I have always been a big believer and advocate of learning “out there” in real life. There truly is no substitute for real experiences when it comes to the lessons one can learn, but these days there are definitely adjunctive things that can help augment this approach. A mother of a student of mine today came to me with a question about whether or not he should go to a “music School” or not. He’s 17 years old now, and really doesn’t care much for standard school, but would love to go to a “music”-oriented school instead.

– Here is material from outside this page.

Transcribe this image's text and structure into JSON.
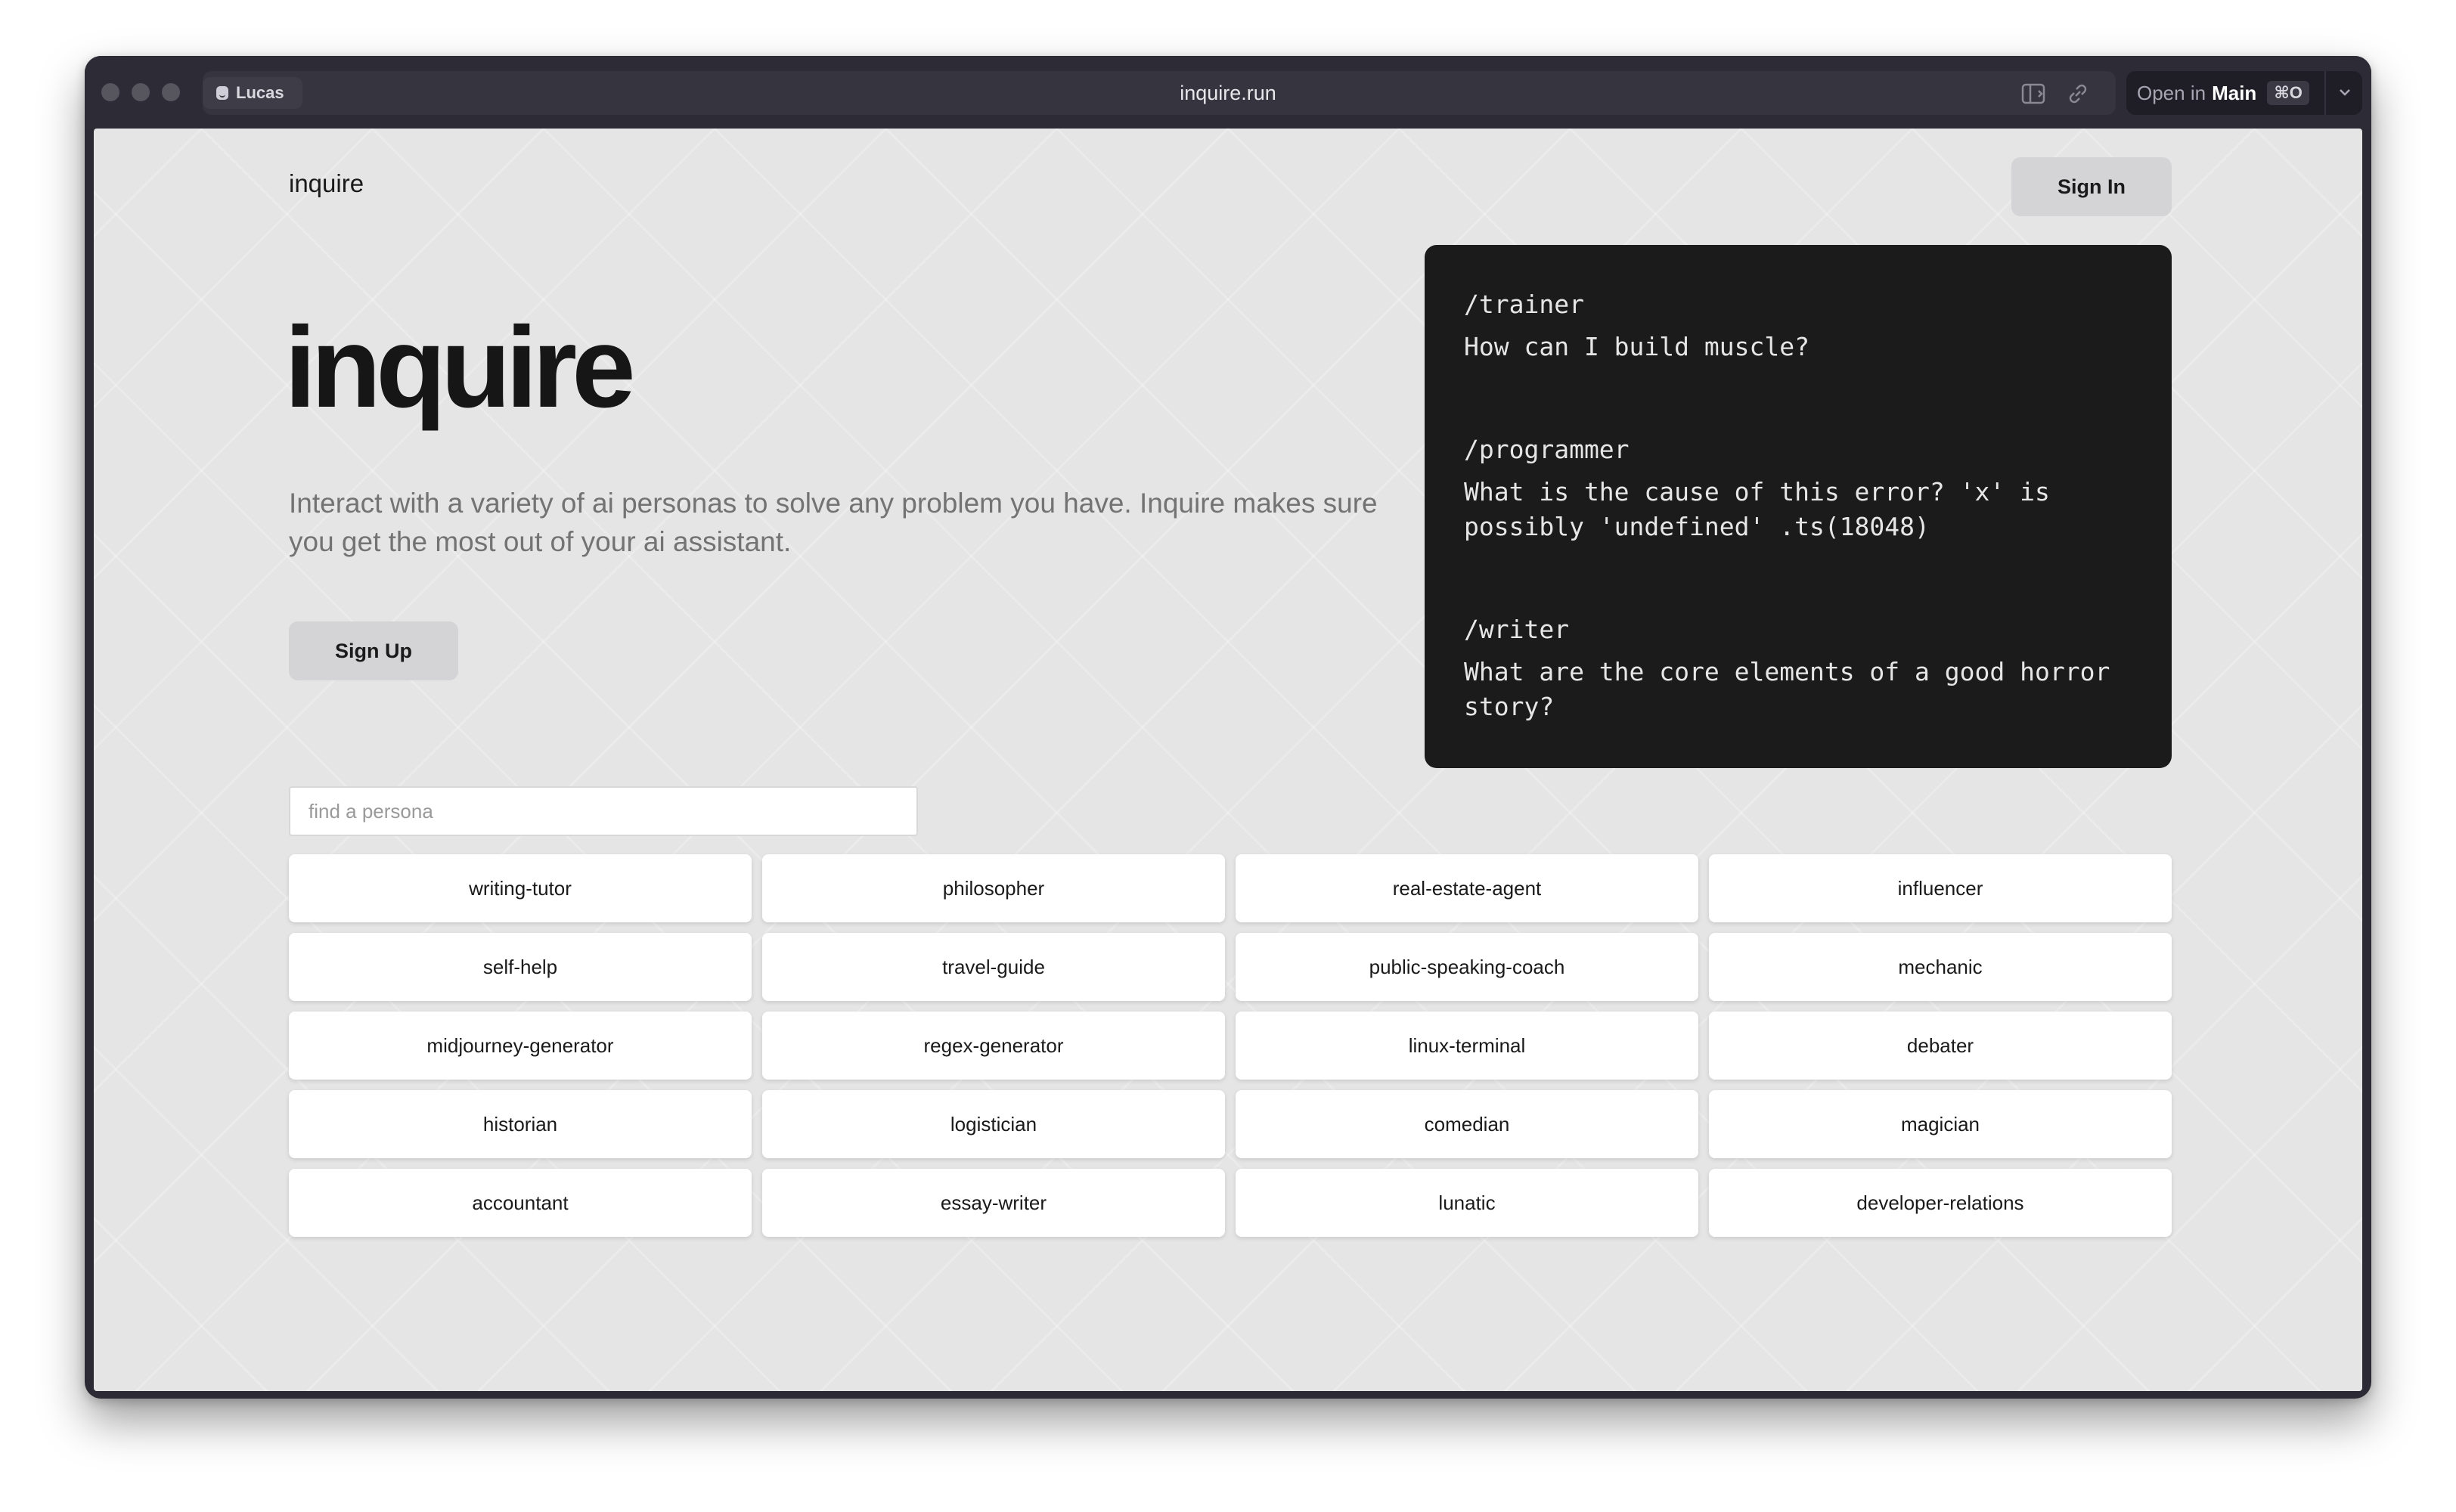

The problem I have with this is that even a “music” school is just that; still a school. If one has problems with the idea of a school already, they may also have some difficulty with being “over-structured” in a school environment that stresses music. Sometimes, it can be just too downright “competitive” for a sweet, artistic and un-suspecting soul, and the whole experience can be so intimidating that some folks may just give up playing music altogether!
I can recall years ago when the late, great Levon Helm, a man whom I made an album with in 2008, tried to go to the Berklee School of Music. According to friends of mine in Woodstock, he actually came out of Berklee saying he “was not a real musician” and that he was “no good” and that he was even thinking of giving up music! Now, say what you will about college in general, but there is no way any music school should have this kind of impression on such an amazing natural musician as Levon was!
This is the dilemma, but for me there is only one true and clear choice. Go out and do it on your own. Yes, be inspired by certain players and certain teachers, but it’s far better to be in the “unprotected” environment of the real world, becoming a better and better guitarist, musician and person as the result of your own true and unforgettable experiences. I was just on the phone with my daughter Lexie Roth, and she is near the tail-end of a massive 28-city tour she just did of America, and we were talking about how this experience was something that she desperately needed, and also talked about my similar experiences on the road, and what I learned at her age, and even younger as the result of all the touring and recording I did out there in the “school of real-life guitar!” I hope you get to experience the same as you venture out in the world….it’s really the only way…the “real” way, that is!!
Gibson.com’s Arlen Roth, affectionately known The King of All Guitar Teachers, is music lesson pioneer and the quintessential guitarist. An accomplished and brilliant musician — and one of the very few who can honestly say he’s done it all — Roth has, over the course of his celebrated 35-year career, played on the world’s grandest stages, accompanied many of the greatest figures in modern music and revolutionized the concept of teaching guitar.